Sacramento, CA —
On Friday May 5, the California State Legislature adopted a slate of four bond measures to place on the November ballot. The $37.3 billion infrastructure bond package passed Friday morning has four components: Transportation (SB 1266), $ 19.925 billion; Housing (SB 1689), $ 2.850 billion; Education (AB 127), $ 10.416 billion; and Flood Protection (AB 140) $ 4.09 billion.
None of the state Conservancies were included by name in any of these bonds.
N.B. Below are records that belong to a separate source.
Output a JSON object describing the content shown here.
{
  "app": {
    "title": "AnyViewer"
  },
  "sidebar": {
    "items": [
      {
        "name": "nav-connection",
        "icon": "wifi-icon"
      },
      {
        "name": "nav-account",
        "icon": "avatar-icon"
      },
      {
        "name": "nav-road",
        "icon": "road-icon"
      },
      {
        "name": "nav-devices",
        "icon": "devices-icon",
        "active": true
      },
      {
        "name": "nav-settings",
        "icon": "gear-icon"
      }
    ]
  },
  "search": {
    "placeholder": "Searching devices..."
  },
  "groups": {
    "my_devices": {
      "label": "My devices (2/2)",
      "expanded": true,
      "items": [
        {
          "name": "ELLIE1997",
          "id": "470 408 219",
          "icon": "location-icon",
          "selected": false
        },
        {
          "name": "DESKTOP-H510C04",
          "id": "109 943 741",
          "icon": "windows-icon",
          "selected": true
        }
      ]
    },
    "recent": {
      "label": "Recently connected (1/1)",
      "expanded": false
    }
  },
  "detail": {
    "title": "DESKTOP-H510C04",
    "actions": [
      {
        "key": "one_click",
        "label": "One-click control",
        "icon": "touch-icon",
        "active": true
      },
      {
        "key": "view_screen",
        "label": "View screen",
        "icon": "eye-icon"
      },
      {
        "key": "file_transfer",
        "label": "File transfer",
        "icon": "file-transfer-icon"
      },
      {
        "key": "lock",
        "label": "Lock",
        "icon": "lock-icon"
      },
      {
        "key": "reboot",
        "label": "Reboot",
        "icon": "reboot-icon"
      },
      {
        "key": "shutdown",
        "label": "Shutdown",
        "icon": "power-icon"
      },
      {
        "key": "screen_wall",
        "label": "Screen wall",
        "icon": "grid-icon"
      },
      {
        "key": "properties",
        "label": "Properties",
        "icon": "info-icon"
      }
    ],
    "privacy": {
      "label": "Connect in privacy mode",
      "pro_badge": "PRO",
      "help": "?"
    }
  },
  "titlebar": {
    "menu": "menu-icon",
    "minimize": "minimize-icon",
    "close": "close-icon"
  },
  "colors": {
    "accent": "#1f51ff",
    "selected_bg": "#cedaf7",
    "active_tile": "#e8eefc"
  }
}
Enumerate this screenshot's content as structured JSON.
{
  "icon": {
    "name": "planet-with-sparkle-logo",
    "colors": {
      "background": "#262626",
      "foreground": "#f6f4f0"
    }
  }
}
In addition, most of the bonds have very little connection to natural resource protection.
In the “Flood Bond” (AB 140), which provides $4 billion for infrastructure improvements there are two sections where resources funding may be available through Department of Water Resources:
Flood Protection Corridors:
(a) Acquiring easements and other interests in real property to protect or enhance flood protection corridors and bypasses while preserving or enhancing the agricultural use of the real property.
e) Acquiring interests in, or providing incentives for maintaining agricultural uses of, real property that is located in a flood plain that cannot reasonably be made safe from future flooding.
(f) Acquiring easements and other interests in real property to protect or enhance flood protection corridors while preserving or enhancing the wildlife value of the real property.
Stormwater Flood Management: There is $300 million in this category, for which all projects must meet the following criteria: There is $290 million in this category, of which three are resource related:
(a) Have a nonstate cost share of not less than 50 percent.
(b) Are not part of the State Plan of Flood Control.
(c) Are designed to manage stormwater runoff to reduce flood damage and where feasible, provide other benefits, including groundwater recharge, water quality improvement, and ecosystem restoration.
(d) Comply with applicable regional water quality control plans.
(e) Are consistent with any applicable integrated regional water management plan.
In the “Housing Bond” (SB 1689) totaling $2.8 Billion there is one area of “Infill Incentives” that will invest $850 million in infill housing other related infill development, including, but not limited to, all of the following:
(A) No more than two hundred million dollars ($200,000,000) for park creation, development, or rehabilitation to encourage infill development.
(B) Water, sewer, or other public infrastructure costs associated with infill development.
(C) Transportation improvements related to infill development projects.
(D) Traffic mitigation.
There is also two hundred million dollars for housing-related parks grants in urban, suburban, and rural areas, subject to the conditions and criteria that the Legislature may provide in statute.
Thank you to Rachel Dinno at the Trust for Public Land for her help with this article.